Why: This restaurant is owned by chef Tim McDiarmid and tout’s meals that are good for your body and for the environment. The food does feel like it is chosen and made with love being clean, nourishing, and sustainable. McDiarmid is a James Beard Fellow and she has been on the Food Network so she has a good idea about Farm to Table, which she considers the only way to eat anyway. The property is large, and outdoors with a Tuesday Trivia night.
611 S. Presa St. Suite 106
San Antonio, 78205
Why: An Apothecary Kitchen, okay so who wouldn’t be attracted to that meme.
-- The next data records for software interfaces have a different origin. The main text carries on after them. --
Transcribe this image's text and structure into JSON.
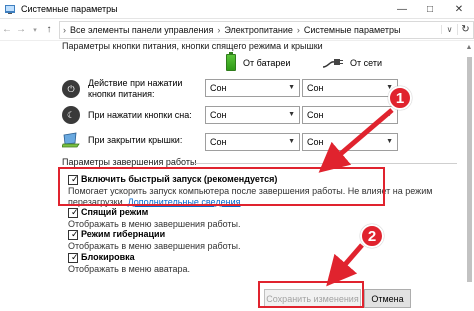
{
  "window": {
    "title": "Системные параметры"
  },
  "address": {
    "crumbs": [
      "Все элементы панели управления",
      "Электропитание",
      "Системные параметры"
    ]
  },
  "power_buttons": {
    "section_title": "Параметры кнопки питания, кнопки спящего режима и крышки",
    "col_battery": "От батареи",
    "col_ac": "От сети",
    "rows": [
      {
        "label": "Действие при нажатии кнопки питания:",
        "battery": "Сон",
        "ac": "Сон"
      },
      {
        "label": "При нажатии кнопки сна:",
        "battery": "Сон",
        "ac": "Сон"
      },
      {
        "label": "При закрытии крышки:",
        "battery": "Сон",
        "ac": "Сон"
      }
    ]
  },
  "shutdown": {
    "section_title": "Параметры завершения работы",
    "fast_startup": {
      "label": "Включить быстрый запуск (рекомендуется)",
      "desc_line1": "Помогает ускорить запуск компьютера после завершения работы. Не влияет на режим",
      "desc_line2_prefix": "перезагрузки. ",
      "link": "Дополнительные сведения"
    },
    "sleep": {
      "label": "Спящий режим",
      "desc": "Отображать в меню завершения работы."
    },
    "hibernate": {
      "label": "Режим гибернации",
      "desc": "Отображать в меню завершения работы."
    },
    "lock": {
      "label": "Блокировка",
      "desc": "Отображать в меню аватара."
    }
  },
  "footer": {
    "save_label": "Сохранить изменения",
    "cancel_label": "Отмена"
  },
  "annotations": {
    "badge1": "1",
    "badge2": "2"
  },
  "colors": {
    "highlight": "#e0232e",
    "link": "#0066cc"
  },
  "icons": [
    "control-panel-icon",
    "minimize-icon",
    "maximize-icon",
    "close-icon",
    "back-arrow-icon",
    "forward-arrow-icon",
    "recent-dropdown-icon",
    "up-arrow-icon",
    "refresh-icon",
    "battery-icon",
    "power-plug-icon",
    "power-button-icon",
    "moon-icon",
    "laptop-lid-icon",
    "checkbox-checked-icon"
  ]
}
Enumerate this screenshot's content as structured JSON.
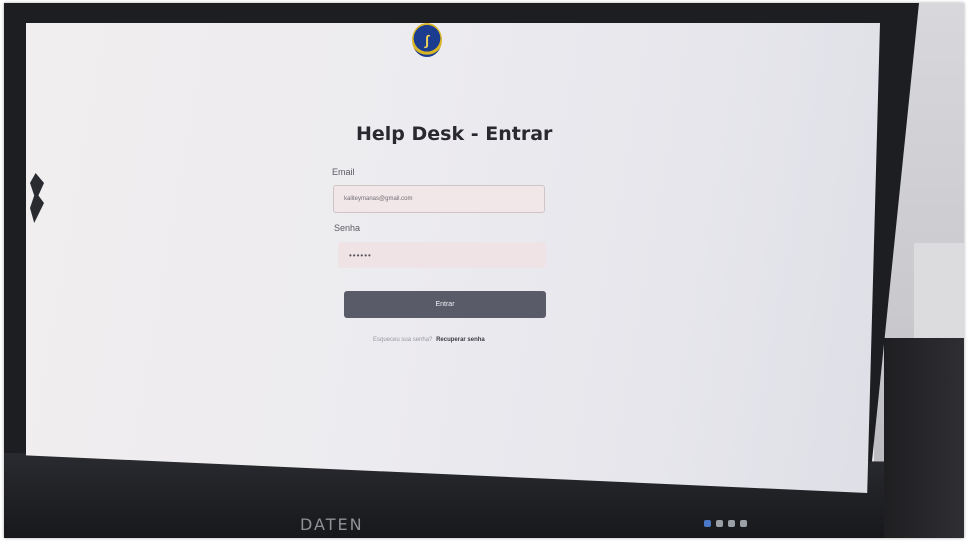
{
  "page": {
    "title": "Help Desk - Entrar"
  },
  "form": {
    "email_label": "Email",
    "email_value": "kaliteymanas@gmail.com",
    "password_label": "Senha",
    "password_value": "••••••",
    "submit_label": "Entrar",
    "forgot_text": "Esqueceu sua senha?",
    "forgot_link": "Recuperar senha"
  },
  "monitor": {
    "brand": "DATEN"
  },
  "icons": {
    "logo": "institution-logo-icon"
  },
  "colors": {
    "button": "#5a5b69",
    "input_bg": "#f2e7e8",
    "title": "#2a2930"
  }
}
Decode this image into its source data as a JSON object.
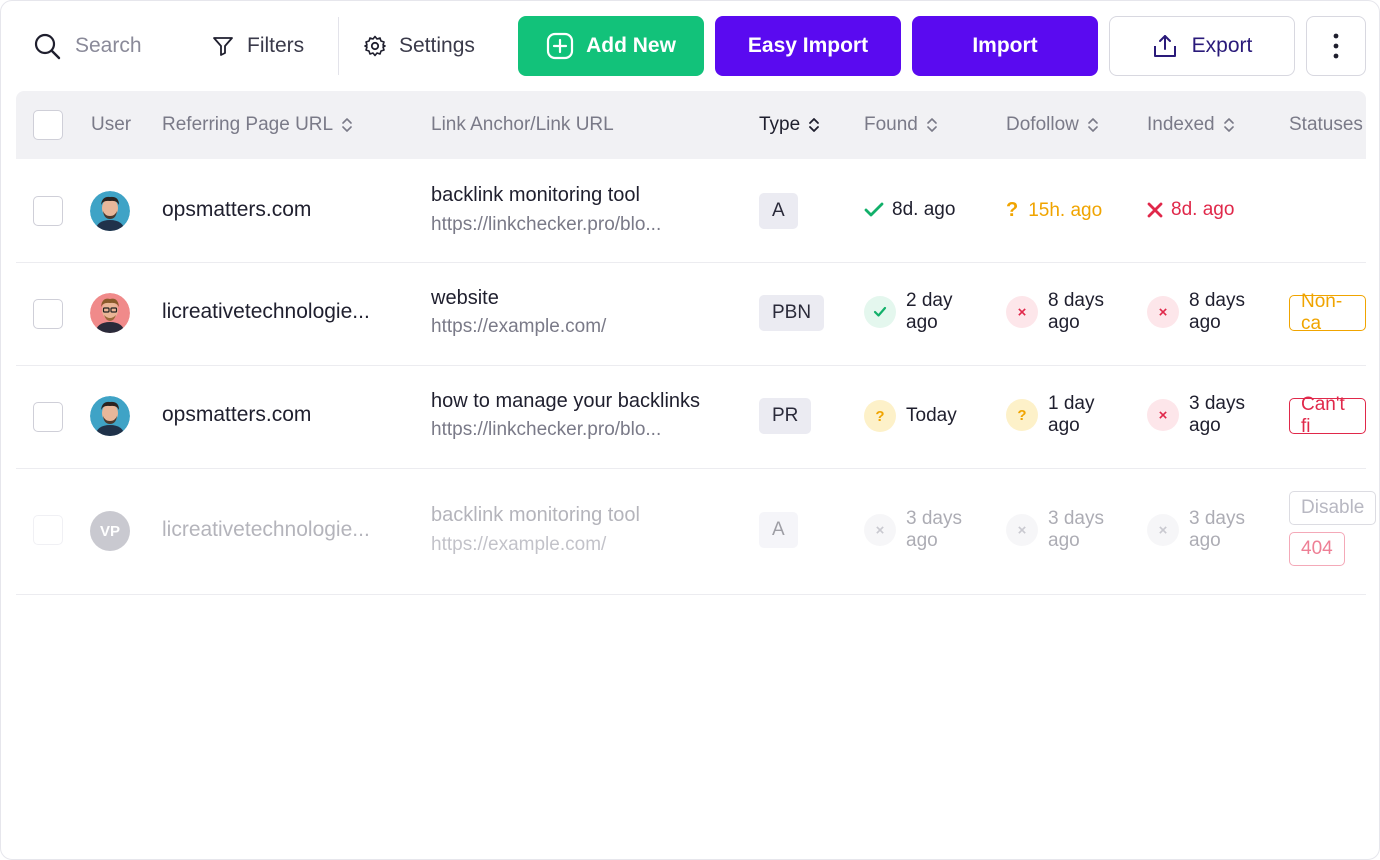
{
  "toolbar": {
    "search_placeholder": "Search",
    "filters_label": "Filters",
    "settings_label": "Settings",
    "add_new_label": "Add New",
    "easy_import_label": "Easy Import",
    "import_label": "Import",
    "export_label": "Export"
  },
  "colors": {
    "green": "#12c27a",
    "purple": "#5a0af0",
    "success": "#12b06a",
    "warning": "#f0a400",
    "danger": "#e0284a"
  },
  "table": {
    "headers": {
      "user": "User",
      "referring_url": "Referring Page URL",
      "anchor": "Link Anchor/Link URL",
      "type": "Type",
      "found": "Found",
      "dofollow": "Dofollow",
      "indexed": "Indexed",
      "statuses": "Statuses"
    },
    "rows": [
      {
        "domain": "opsmatters.com",
        "anchor": "backlink monitoring tool",
        "url": "https://linkchecker.pro/blo...",
        "type": "A",
        "found": {
          "icon": "check-icon",
          "line1": "8d. ago",
          "line2": ""
        },
        "dofollow": {
          "icon": "question-icon",
          "line1": "15h. ago",
          "line2": ""
        },
        "indexed": {
          "icon": "cross-icon",
          "line1": "8d. ago",
          "line2": ""
        },
        "statuses": []
      },
      {
        "domain": "licreativetechnologie...",
        "anchor": "website",
        "url": "https://example.com/",
        "type": "PBN",
        "found": {
          "icon": "check-icon",
          "line1": "2 day",
          "line2": "ago"
        },
        "dofollow": {
          "icon": "cross-icon",
          "line1": "8 days",
          "line2": "ago"
        },
        "indexed": {
          "icon": "cross-icon",
          "line1": "8 days",
          "line2": "ago"
        },
        "statuses": [
          "Non-ca"
        ]
      },
      {
        "domain": "opsmatters.com",
        "anchor": "how to manage your backlinks",
        "url": "https://linkchecker.pro/blo...",
        "type": "PR",
        "found": {
          "icon": "question-icon",
          "line1": "Today",
          "line2": ""
        },
        "dofollow": {
          "icon": "question-icon",
          "line1": "1 day",
          "line2": "ago"
        },
        "indexed": {
          "icon": "cross-icon",
          "line1": "3 days",
          "line2": "ago"
        },
        "statuses": [
          "Can't fi"
        ]
      },
      {
        "domain": "licreativetechnologie...",
        "avatar_initials": "VP",
        "anchor": "backlink monitoring tool",
        "url": "https://example.com/",
        "type": "A",
        "found": {
          "icon": "cross-icon",
          "line1": "3 days",
          "line2": "ago"
        },
        "dofollow": {
          "icon": "cross-icon",
          "line1": "3 days",
          "line2": "ago"
        },
        "indexed": {
          "icon": "cross-icon",
          "line1": "3 days",
          "line2": "ago"
        },
        "statuses": [
          "Disable",
          "404"
        ]
      }
    ]
  }
}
I like the idea of apothecary – it kind of beckons back to days of old when food was healthy.
The food at Pharm Table can boast that same moniker. With a lot of research under the belt of those in the kitchen in a short blurb “Pharm Table promotes the ancient wisdom of a plant-forward lifestyle.” The idea is to eat with the seasons and source from small local farms. The menus are designed to “utilize scraps and trim from the kitchen, maximizing the nutrients found in the skin of plants and avoiding food waste.”
Chef Elizabeth Johnson blends the right bit of this and the perfect bit of that for a distinct taste. I was interested in the Indian (healthy) options since I am an India travel junkie, and I can tell the real from the fake.
I was impressed. But of course, Johnson has been referred to by the James Beard Foundation as a “Food is Medicine guru.” As such, the chef considers the name Pharm Table a synonym for culinary medicine. While there order the ayurvedic wellness flight, mushroom ceviche, detoxing kitchari and a ginger meal starter while sitting outside on the patio. Namaste!
711 Navarro, Suite 100
San Antonio 78205
Why: I always like laughter. I always like to laugh. At Hopscotch unless you are the most daunting of souls, you are going to laugh. The entire experience is all about immersing yourself in art and sound and color – like finding the child in you again.
Artist installations tell stories in each of the rooms you visit from speaking into a telephone and revealing your greatest secret to “no one,” to dancing and jumping up and down, to playing with colors on the walls.
Takeaway, the experience is all about good synergy meant to be had by all – and lots of good selfies. And the bar has some fun drinks before you get lost in the 20,000-square-foot Hopscotch experience.
For more details about el Dia de los Muertos this weekend or a visit to San Antonio in general visit https://www.visitsanantonio.com/